Using algorithms inspired by ants’ behaviour in autonomous vehicles and the legal status of driverless vehicles in Poland
As autonomous cars become an increasingly interesting transport alternative, there will be a growing need for artificial intelligence applications to prevent traffic congestion and accidents. In simplest terms, this could mean that driverless cars will need to communicate and work together. That is why researchers see some promise in preventing both traffic jams and collisions by learning from ants, which are social insects.
What it is and what is the purpose and use of the Ant Colony Optimization?

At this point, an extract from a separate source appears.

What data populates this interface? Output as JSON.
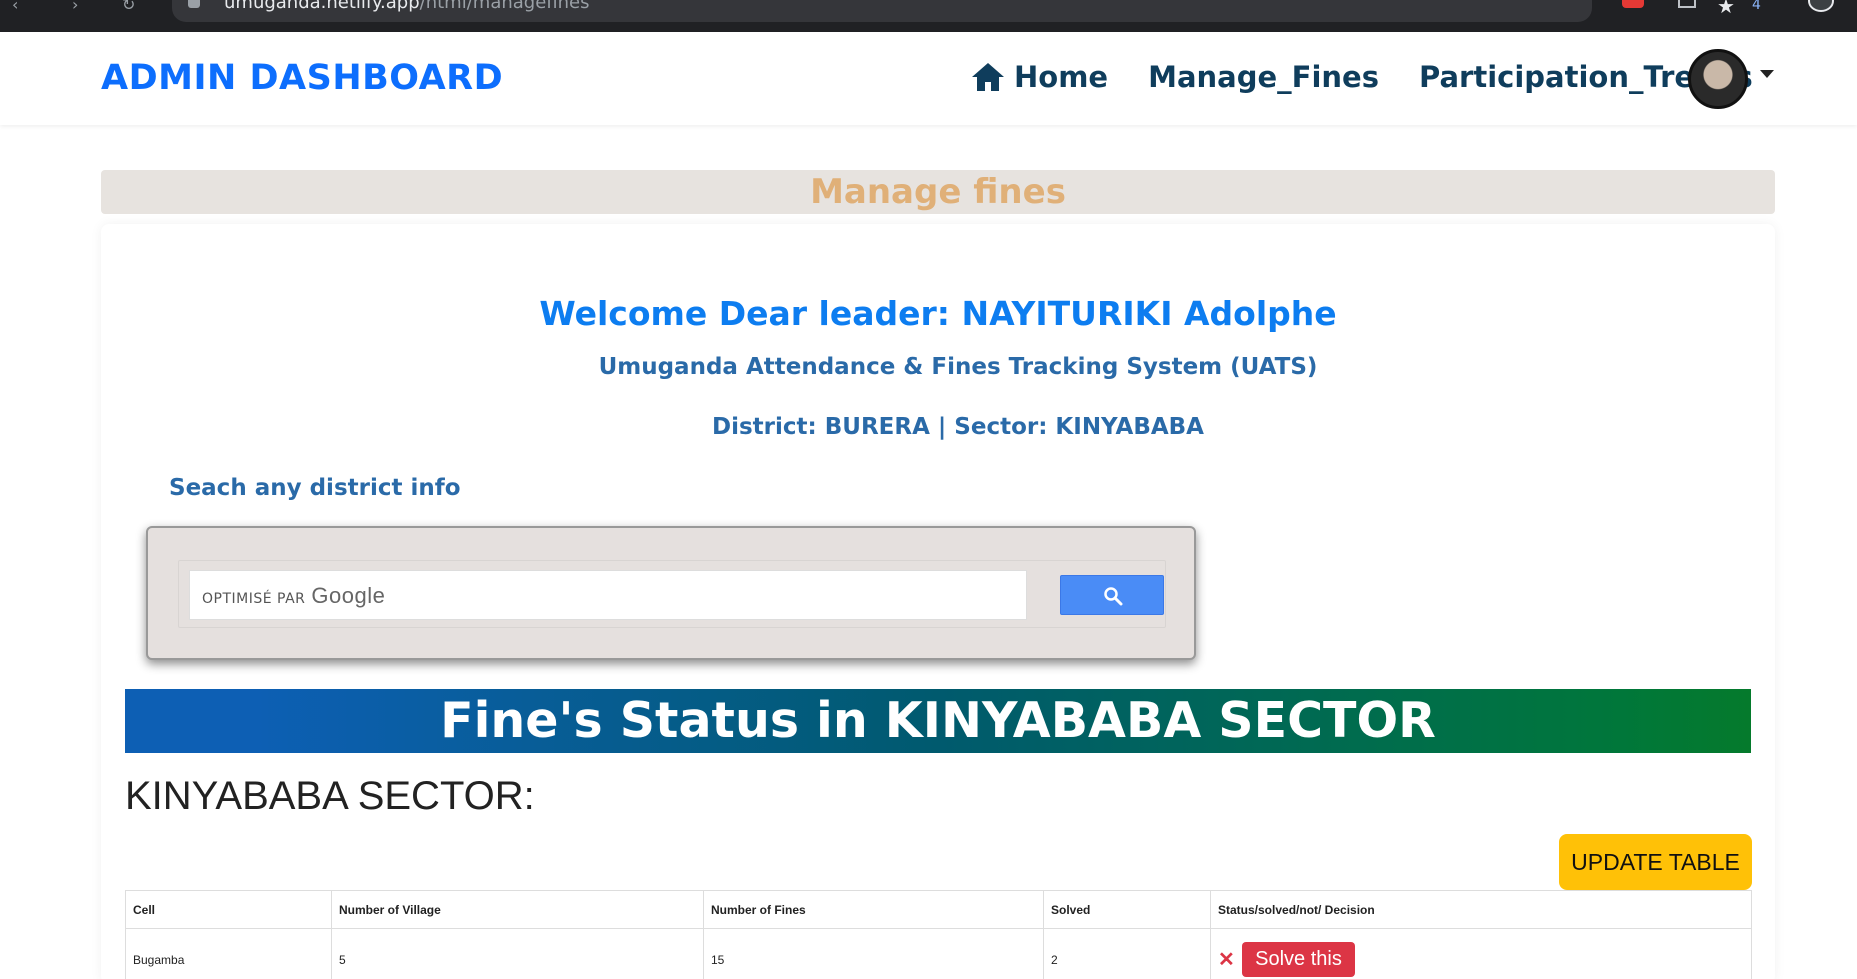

Ant colony optimisation (ACO) was proposed in the early 1990s by Italian researcher Marco Dorigo. During his PhD thesis, he aimed to search for an optimal path in a graph based on the behaviour of ants searching for a path between the colony and a food source. The basic premise of the ant algorithm is to mimic the behaviour of ant colonies found in the real world. In contrast, their counterparts in digital reality are generated ants that will make limited evaluations of alternative options in the decision-making process.  To understand this phenomenon we need to delve into what “swarm intelligence” is. It is actually the collective behavior of any set of decentralized, self-organizing systems that are natural or artificial. It is now commonly used to describe work on artificial intelligence. Swarm intelligence refers to a general set of algorithms. How are such algorithms developed? Based on observations of animal behavior in the wild. This may be direct observation, as was the case in the development of the ant colony optimization algorithm, or it may result from analysis of data from other scientific papers describing the social behavior of selected animal species.